Jones-Harrison infection preventionist: ‘We now have three confirmed cases that we are trying to contain’

The Southwest Journal is documenting the coronavirus pandemic by recording the personal stories of Minneapolis residents and workers whose daily lives are in a state of flux. As the outbreak evolves, we will be checking in with the participants regularly. Read all of the stories here.

Interviews are edited for length and clarity.

Barb Joyce, infection preventionist, Jones-Harrison senior living 

We now have three confirmed cases that we are trying to contain. I am in a battle to prevent illness and harm to the staff. 

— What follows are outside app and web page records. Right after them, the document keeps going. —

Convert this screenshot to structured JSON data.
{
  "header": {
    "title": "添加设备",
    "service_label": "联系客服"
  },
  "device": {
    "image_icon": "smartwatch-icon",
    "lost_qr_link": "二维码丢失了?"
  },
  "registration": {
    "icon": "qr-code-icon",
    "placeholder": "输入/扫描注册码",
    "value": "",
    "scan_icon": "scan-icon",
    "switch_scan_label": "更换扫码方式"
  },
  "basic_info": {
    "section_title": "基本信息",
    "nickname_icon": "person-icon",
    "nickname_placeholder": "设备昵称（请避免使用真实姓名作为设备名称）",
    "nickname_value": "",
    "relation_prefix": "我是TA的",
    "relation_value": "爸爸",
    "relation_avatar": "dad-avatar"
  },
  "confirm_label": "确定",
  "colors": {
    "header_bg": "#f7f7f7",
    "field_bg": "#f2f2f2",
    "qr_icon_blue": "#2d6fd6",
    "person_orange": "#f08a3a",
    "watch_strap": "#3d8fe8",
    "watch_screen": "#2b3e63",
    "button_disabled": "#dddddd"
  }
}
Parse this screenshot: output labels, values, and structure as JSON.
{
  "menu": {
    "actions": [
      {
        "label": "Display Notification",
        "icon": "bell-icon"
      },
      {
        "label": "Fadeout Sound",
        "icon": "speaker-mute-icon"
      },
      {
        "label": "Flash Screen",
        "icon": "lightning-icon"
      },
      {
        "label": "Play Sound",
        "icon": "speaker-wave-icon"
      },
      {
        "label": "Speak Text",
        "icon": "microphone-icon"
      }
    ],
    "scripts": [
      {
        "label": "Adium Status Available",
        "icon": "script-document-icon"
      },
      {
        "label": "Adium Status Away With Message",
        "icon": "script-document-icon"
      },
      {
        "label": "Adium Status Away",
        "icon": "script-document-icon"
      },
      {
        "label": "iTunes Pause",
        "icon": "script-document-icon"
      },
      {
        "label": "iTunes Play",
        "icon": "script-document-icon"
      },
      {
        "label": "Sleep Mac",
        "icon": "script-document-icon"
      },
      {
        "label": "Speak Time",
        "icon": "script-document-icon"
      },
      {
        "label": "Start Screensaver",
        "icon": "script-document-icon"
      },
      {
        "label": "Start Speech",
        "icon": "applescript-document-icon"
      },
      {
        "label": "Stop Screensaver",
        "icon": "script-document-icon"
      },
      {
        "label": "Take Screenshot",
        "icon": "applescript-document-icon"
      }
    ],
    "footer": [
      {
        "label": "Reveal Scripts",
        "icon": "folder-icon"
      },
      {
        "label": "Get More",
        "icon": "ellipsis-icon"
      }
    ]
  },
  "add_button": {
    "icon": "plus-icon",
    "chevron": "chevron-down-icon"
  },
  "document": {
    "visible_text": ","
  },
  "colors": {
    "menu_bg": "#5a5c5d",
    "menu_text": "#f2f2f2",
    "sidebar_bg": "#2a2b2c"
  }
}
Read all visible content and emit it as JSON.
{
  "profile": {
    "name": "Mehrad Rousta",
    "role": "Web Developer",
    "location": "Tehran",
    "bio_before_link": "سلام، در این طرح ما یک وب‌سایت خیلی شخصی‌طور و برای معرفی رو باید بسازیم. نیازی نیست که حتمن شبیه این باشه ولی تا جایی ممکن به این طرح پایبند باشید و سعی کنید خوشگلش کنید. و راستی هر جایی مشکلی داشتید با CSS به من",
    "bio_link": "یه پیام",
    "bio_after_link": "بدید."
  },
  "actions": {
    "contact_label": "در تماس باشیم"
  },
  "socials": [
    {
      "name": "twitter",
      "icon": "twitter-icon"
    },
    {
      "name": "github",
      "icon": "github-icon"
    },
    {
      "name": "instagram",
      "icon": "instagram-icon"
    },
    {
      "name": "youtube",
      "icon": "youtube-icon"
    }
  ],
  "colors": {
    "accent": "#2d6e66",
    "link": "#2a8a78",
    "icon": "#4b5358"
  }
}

I feel this is the tip of an iceberg that we are on. At the end of the day, I am saying, “Come on god, help me out.” Yet in the morning, I am angry that yesterday stole my power! I pray powerfully to god to protect those in most need of his mercy. I pray that we get through the day safely. I pray for those who are missing their loved ones. But mostly I pray for those in leadership roles to make decisions that are right and just to all people. Health care professionals are not expendable. Please pray for our community to prevent, to protect and to recover.

My daily routine is now a frustrating nightmare because of how forgetful I have become. I have lost my work keys — and forgetting things is not my normal — because I am focused on this virus.

The three residents are in three different units, so we have created an isolation unit to move anyone with positive results. We are screening every one of our residents every day and assessing for symptoms of COVID. We are catching fevers early before symptoms begin and testing early to contain early. 

It is difficult to determine how it was transmitted. Everybody from outside the facility is a risk, including staff. We are certain it can be transmitted before symptoms appear and asymptomatic carriers are my [suspicion] at this time.  

Unfortunately, some of our exposed nursing staff have developed symptoms after exposure and are having difficulty getting tested. This seems incredibly sad — that the testing is still hard to get. We are working with the Department of Health, and I am committed to getting the staff what they need and what they deserve.

I see the fear in the staff’s eyes and yet I’m so impressed they still show up to work. I am grateful for my co-workers and my friends. I am also grateful that I have waterproof eyeliner, as most of us no longer worry about makeup!

There have been some shining stars from our community outside our facility — people who ask, “How can I help?” We’ve received many cloth masks, made with love. We are so incredibly thankful. Chipotle also brought us lunch this week, and it lifted our spirits up.

I asked nurses this evening what they wanted non-health workers to know. One said simply, “It is the oath we took when we became a nurse.” Another added, “For better or worse.” Both of those nurses have agreed to a 16-hour shift today and still have smiles on their faces.

This is why I love my job, even in the worst of times. Today was a good day!


VOICES FROM THE PANDEMIC

 You can read all of the stories here.